◆ **WORK REQUIRED**: How many lines in the records below contain "excerpt"? Reply with the number only.

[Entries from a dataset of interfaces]
-----

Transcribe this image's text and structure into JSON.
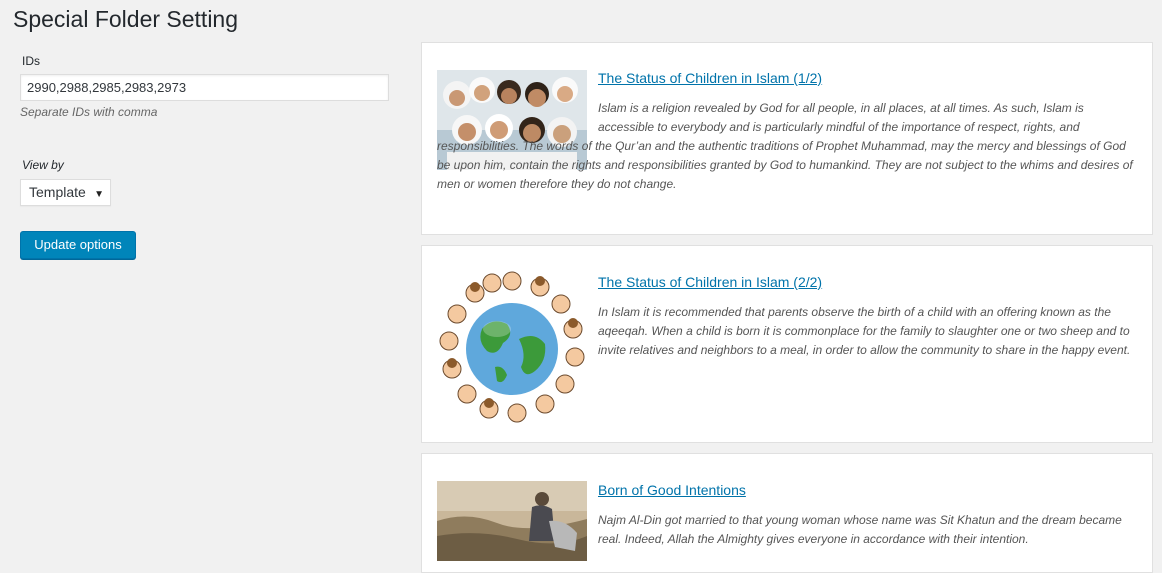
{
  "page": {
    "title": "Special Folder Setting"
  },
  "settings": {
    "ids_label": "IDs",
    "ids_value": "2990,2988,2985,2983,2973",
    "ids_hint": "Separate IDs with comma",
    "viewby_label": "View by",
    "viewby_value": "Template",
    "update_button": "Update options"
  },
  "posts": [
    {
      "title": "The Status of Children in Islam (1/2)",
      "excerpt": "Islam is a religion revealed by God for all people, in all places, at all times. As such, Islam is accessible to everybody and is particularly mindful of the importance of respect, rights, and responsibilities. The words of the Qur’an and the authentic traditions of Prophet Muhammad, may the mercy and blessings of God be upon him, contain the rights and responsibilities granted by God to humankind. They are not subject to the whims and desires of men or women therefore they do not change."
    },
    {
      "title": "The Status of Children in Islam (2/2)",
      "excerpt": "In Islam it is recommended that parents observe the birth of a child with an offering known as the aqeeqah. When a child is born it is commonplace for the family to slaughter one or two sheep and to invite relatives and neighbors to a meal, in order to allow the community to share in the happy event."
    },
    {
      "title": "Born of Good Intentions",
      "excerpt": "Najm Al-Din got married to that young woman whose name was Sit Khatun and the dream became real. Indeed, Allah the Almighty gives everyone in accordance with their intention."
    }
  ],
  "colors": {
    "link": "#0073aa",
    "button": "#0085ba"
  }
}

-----

◆ **WRITTEN ANSWER**: 3